→ **Page and application data records**
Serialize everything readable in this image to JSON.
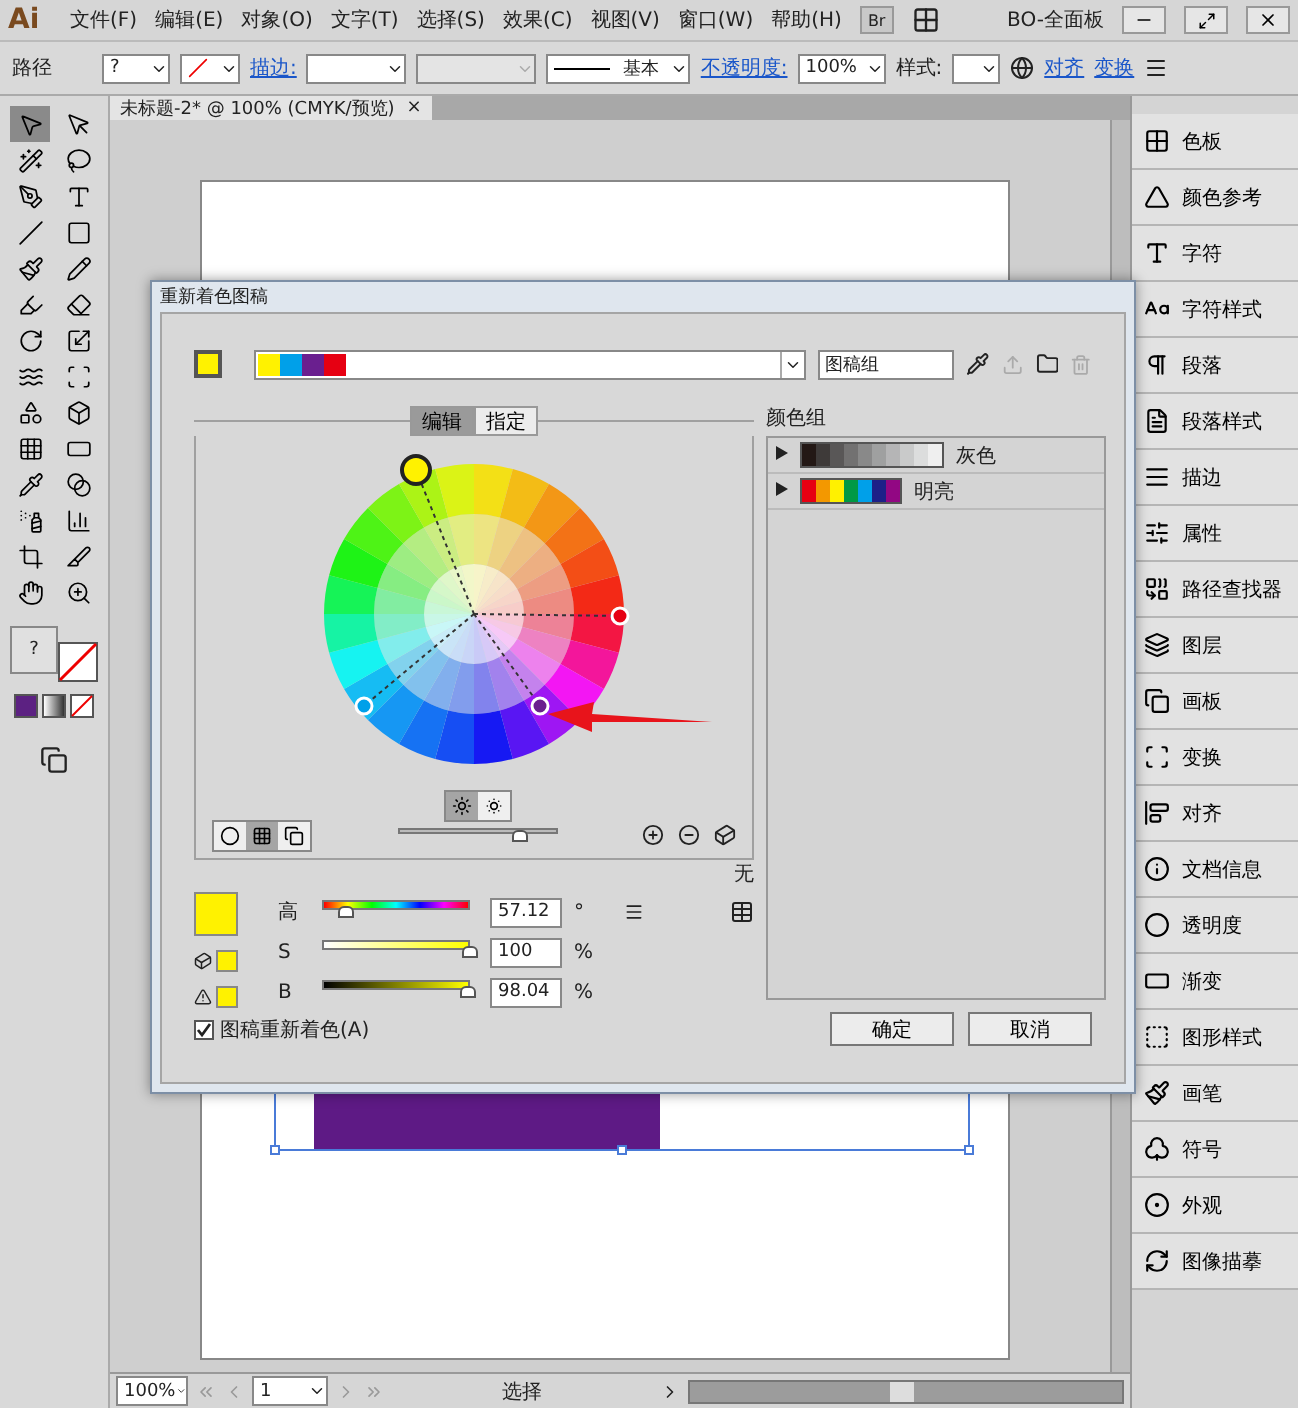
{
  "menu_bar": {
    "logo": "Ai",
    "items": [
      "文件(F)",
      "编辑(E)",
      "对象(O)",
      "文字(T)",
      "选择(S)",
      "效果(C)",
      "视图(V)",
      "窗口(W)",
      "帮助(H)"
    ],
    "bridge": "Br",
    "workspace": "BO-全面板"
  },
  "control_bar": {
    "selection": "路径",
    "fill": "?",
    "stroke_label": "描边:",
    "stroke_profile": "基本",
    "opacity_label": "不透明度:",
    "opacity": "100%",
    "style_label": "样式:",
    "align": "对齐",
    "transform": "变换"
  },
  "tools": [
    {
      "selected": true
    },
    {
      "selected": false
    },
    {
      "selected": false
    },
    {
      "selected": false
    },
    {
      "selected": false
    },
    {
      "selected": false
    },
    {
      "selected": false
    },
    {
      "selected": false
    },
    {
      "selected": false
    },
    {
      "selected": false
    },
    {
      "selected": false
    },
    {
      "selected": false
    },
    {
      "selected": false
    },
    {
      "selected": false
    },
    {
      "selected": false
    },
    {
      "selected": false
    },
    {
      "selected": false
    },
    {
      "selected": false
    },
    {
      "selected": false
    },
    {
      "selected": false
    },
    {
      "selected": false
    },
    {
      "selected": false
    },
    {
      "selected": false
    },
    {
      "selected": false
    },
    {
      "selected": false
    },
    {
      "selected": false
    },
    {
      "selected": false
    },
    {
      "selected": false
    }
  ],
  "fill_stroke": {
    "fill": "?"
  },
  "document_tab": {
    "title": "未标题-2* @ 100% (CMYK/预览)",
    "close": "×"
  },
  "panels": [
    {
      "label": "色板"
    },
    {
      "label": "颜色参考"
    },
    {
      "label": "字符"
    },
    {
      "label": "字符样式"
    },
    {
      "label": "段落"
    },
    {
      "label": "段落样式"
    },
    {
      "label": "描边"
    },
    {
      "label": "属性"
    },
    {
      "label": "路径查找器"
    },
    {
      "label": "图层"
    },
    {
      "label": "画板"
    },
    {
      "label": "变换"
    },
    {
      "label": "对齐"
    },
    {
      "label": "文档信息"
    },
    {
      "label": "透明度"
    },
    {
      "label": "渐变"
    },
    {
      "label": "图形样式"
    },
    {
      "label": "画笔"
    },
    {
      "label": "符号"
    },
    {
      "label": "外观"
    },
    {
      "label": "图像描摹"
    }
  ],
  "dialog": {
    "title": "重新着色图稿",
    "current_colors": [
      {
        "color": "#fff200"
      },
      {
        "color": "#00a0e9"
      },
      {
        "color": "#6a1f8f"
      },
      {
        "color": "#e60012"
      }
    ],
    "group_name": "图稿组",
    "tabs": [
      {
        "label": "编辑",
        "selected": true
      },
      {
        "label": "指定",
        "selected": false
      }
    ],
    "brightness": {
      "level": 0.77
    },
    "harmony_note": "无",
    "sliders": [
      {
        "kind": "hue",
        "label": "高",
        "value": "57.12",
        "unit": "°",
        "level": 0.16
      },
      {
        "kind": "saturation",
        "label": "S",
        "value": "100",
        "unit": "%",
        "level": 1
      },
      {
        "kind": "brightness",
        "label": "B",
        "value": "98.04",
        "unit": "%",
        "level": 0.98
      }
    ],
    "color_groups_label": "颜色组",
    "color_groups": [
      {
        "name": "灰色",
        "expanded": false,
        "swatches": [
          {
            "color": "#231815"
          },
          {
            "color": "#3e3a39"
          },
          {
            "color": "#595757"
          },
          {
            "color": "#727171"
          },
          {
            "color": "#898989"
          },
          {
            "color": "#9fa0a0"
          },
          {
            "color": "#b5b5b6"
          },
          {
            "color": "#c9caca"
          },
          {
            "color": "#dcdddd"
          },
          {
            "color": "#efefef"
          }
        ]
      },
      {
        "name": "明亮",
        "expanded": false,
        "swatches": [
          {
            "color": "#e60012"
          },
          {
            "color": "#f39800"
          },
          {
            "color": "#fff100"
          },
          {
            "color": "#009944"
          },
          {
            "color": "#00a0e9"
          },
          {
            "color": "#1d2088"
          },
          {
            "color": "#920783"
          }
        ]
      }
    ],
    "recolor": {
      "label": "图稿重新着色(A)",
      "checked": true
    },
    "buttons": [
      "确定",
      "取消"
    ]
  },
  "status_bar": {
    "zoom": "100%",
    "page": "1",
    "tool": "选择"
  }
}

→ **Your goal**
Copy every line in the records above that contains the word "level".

→ **Answer space**
      "level": 0.77
        "level": 0.16
        "level": 1
        "level": 0.98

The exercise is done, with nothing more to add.